She was promoted to a research compliance specialist, then into a supervisory position and eventually a leadership role.

Prior to coming to the UNM Cancer Center, Sampson served as vice president for research administration at SCL Health in Colorado.

She was the first person to serve in the role, helping coordinate and establish a centralized research operation at the health system.

“At the time, it was very decentralized, she said. “There was no research department. Each care site, if they wanted to do research, had their own program. None of the sites had standardized operating procedures. People may or may not have reported to someone who understood research. That’s really why I was brought in was to standardize and bring it all under one infrastructure.”

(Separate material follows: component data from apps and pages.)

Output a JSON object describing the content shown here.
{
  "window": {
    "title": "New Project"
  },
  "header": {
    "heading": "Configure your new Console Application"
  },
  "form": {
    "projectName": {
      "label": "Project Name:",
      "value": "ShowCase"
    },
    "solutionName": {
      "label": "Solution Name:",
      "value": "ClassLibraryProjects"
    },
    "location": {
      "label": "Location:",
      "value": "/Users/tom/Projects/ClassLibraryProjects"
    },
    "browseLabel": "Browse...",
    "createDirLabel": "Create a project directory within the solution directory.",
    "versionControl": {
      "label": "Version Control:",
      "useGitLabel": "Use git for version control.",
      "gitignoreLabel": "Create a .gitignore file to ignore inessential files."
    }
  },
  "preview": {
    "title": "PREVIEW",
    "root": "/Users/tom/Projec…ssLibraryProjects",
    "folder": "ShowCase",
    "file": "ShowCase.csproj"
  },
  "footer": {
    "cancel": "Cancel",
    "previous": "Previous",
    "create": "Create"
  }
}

Sampson’s experience at both a university cancer center and in the health system setting gives her a unique combination of experience that suits the unique nature of the job in New Mexico.

“The New Mexico Cancer Research Alliance does a lot of work with community organizations like Presbyterian and Lovelace,” she said. “Having that blend of experience on the site side and on the university side actually interested me because it’s almost like my career has come full circle.”

At UNM and the New Mexico Cancer Research Alliance, Sampson will oversee a variety of tasks, from managing budgets to tracking clinical trials and making sure the trials offered at the UNM Cancer Center work for the population it serves.

“It’s really a matter of blending all of that together and making sure we have the right type of infrastructure to support our physicians who want to do clinical trials,” Sampson said. “It’s making sure patients are enrolled and their treatment follows our research protocols.”

There are eligibility criteria for every clinical trial, and one of the research office’s responsibilities is to make sure individual trials are a good fit for the UNM Cancer Center’s patients, Sampson said. That means tracking patients who come through the center to see if there’s a population of patients that fit the criteria. It’s also making sure there are not similar trials open already at the Cancer Center.

“It can sound very complicated, and it is. But it’s also essentially having the right people in the right positions too,” she said. “I do have a team and everybody has their niche.”

The research conducted at a comprehensive cancer center is not just crucial to the future of cancer care, but also to its present, Sampson said.

“Research is a significant component to getting designation by the National Cancer Institute as a comprehensive cancer center,” she said. “There are patients and caregivers who look for that information when deciding on a cancer center, or maybe they’ve heard about a clinical trial because anybody can go to clinical and see which ones are available and where. It’s important.”

The UNM Cancer Center’s Clinical Research Office can be reached at 505-272-5490, or by email at

Categories: Comprehensive Cancer Center